NAIROBI – Africa is “watching with total disbelief” as India struggles with a devastating resurgence in COVID-19 cases, the continent’s top public health official said Thursday, as African officials worry about delays in vaccine deliveries caused by India’s crisis.

The African continent, with roughly the same population as India and fragile health systems, “must be very, very prepared” since a similar scenario could happen here, John Nkengasong, director of the Africa Centers for Disease Control and Prevention, told reporters.

“What is happening in India cannot be ignored by our continent,” he said, and urged African countries to avoid mass gatherings including political rallies. “We do not have enough health care workers, we do not have enough oxygen,” he warned.

Africa’s vaccine supply heavily relies on India, whose Serum Institute is the source of the AstraZeneca vaccines distributed by the global COVAX project to get doses to low- and middle-income countries. India’s export ban on vaccines “has severely impacted the predictability of the rollout of vaccination programs and will continue to do so for the coming weeks and perhaps months,” Nkengasong said.

“We are living in a world that is extremely uncertain now,” he added.

Just 17 million vaccine doses have been administered across the African continent for a population of some 1.3 billion, according to the Africa CDC.

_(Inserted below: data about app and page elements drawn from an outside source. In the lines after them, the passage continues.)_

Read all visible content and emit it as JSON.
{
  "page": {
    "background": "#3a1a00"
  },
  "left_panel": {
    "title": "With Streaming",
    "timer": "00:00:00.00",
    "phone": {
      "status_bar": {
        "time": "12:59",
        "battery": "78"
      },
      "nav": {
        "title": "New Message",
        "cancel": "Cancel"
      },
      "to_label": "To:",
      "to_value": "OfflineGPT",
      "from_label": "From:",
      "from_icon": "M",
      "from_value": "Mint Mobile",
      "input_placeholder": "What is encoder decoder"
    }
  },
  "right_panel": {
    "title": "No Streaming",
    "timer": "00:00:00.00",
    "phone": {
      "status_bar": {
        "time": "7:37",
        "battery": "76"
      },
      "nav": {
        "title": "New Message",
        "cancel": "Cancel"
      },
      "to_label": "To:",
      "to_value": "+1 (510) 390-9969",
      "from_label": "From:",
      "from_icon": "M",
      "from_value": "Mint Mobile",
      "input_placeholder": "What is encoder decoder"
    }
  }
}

The situation in India is “very sad to observe,” the World Health Organization’s Africa chief told reporters in a separate briefing. “We are very concerned about the delays that are coming in the availability of vaccines,” Matshidiso Moeti added.

Her WHO colleague, Phionah Atuhebwe, called the delay “quite devastating for everybody” and said most African nations that received their first vaccine doses via COVAX will reach a “gap” in supply while waiting for second doses as early as May or June.